Cairo protesters clash with troops | ASHARQ AL-AWSAT English Archive 2005 -2017
Select Page

CAIRO, (AFP) — Egyptian soldiers charged at protesters outside the cabinet’s offices on Friday, breaking up a sit-in after the demonstrators threw petrol bombs and set fire to furniture in front of the nearby parliament.

Several people were wounded, and soldiers arrested at least one protester in the worst violence in Cairo since five days of bloody protests in November killed more than 40 people.

The clashes, which had raged since dawn, started after a bloodied protester said he had been arrested by soldiers and beaten up, infuriating his comrades who began throwing stones at the soldiers, witnesses said.

The troops responded by firing shots in the air and using water cannon, before throwing stones back at the protesters from the roof of the nearby parliament building, he added.

Protesters threw petrol bombs as the clashes continued and torched furniture outside parliament, AFP correspondents reported.

Military police later moved in to disperse the protesters, who had been holding a sit-in outside the cabinets offices since November 25.

Soldiers arrested at least one protester, a woman, as they pushed back the demonstrators from the cabinet building, an AFP correspondent said.

Mona Seif, an activist against military trials of civilians, said soldiers also threw chairs at the protesters from parliament’s roof.

She said she accompanied injured demonstrators to a nearby hospital, where at least one received treatment for a birdshot wound.

Seif, a leading dissident, later wrote on her Twitter account that she was being arrested.

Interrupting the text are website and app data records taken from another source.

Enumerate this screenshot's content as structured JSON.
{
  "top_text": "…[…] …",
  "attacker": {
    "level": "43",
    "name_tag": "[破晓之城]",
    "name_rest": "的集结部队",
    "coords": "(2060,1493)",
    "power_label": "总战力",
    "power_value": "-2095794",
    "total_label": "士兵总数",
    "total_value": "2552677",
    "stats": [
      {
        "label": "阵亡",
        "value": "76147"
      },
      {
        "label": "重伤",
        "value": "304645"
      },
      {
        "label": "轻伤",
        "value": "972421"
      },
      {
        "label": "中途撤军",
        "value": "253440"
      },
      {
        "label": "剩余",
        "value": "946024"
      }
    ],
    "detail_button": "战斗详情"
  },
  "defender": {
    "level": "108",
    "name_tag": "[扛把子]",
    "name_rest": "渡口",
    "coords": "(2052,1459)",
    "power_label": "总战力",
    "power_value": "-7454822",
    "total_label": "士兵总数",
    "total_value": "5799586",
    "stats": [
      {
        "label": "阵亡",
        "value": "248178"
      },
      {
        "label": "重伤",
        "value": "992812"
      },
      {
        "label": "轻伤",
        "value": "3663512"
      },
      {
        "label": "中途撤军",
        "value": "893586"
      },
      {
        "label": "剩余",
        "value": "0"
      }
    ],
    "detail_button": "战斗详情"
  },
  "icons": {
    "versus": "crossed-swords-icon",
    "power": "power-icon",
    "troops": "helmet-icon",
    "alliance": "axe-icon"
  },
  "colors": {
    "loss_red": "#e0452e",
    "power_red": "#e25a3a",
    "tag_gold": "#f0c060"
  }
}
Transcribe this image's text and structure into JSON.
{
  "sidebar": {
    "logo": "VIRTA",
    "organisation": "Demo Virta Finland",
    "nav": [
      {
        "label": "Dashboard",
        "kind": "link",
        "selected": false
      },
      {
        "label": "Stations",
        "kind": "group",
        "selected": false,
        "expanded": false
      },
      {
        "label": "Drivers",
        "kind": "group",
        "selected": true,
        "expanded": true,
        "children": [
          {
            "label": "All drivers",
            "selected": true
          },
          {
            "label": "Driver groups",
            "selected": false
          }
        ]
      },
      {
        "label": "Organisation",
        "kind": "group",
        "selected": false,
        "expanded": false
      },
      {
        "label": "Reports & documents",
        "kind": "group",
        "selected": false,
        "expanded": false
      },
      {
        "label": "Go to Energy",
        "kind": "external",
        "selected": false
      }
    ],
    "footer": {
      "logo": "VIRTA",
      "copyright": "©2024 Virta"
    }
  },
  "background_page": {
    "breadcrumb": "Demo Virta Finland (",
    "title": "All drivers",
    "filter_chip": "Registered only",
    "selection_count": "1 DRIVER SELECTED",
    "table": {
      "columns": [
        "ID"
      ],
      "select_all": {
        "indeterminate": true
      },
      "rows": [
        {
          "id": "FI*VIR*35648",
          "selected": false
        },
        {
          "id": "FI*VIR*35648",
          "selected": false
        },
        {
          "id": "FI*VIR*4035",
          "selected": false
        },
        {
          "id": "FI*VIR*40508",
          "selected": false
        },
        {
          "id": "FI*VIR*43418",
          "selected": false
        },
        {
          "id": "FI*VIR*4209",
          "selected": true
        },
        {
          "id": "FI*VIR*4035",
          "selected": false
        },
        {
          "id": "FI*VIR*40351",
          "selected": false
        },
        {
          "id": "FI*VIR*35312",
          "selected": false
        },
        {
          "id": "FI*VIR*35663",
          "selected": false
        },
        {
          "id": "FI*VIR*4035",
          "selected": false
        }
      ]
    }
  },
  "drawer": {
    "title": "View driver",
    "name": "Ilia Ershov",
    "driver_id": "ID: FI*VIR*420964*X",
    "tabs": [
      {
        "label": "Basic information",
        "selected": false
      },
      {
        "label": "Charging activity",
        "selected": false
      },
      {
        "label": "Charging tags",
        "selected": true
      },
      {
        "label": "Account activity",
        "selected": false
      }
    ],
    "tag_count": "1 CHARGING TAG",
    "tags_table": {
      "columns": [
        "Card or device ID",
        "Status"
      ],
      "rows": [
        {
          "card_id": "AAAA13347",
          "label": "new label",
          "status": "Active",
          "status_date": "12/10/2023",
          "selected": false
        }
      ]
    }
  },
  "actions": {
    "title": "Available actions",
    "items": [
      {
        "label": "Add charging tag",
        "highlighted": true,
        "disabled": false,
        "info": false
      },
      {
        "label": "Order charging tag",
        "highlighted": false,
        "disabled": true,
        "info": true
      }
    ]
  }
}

Her mobile phone was then switched off.

The protesters have been camped outside the cabinet’s offices since November 25, when they branched off from larger demonstrations in nearby Tahrir Square.

They objected to the military’s appointment of a new prime minister, calling on the ruling generals to fully transfer power to a civilian government.

The military, in charge since president Hosni Mubarak’s overthrow in February, has said it will step down once a president is elected by the end of June next year.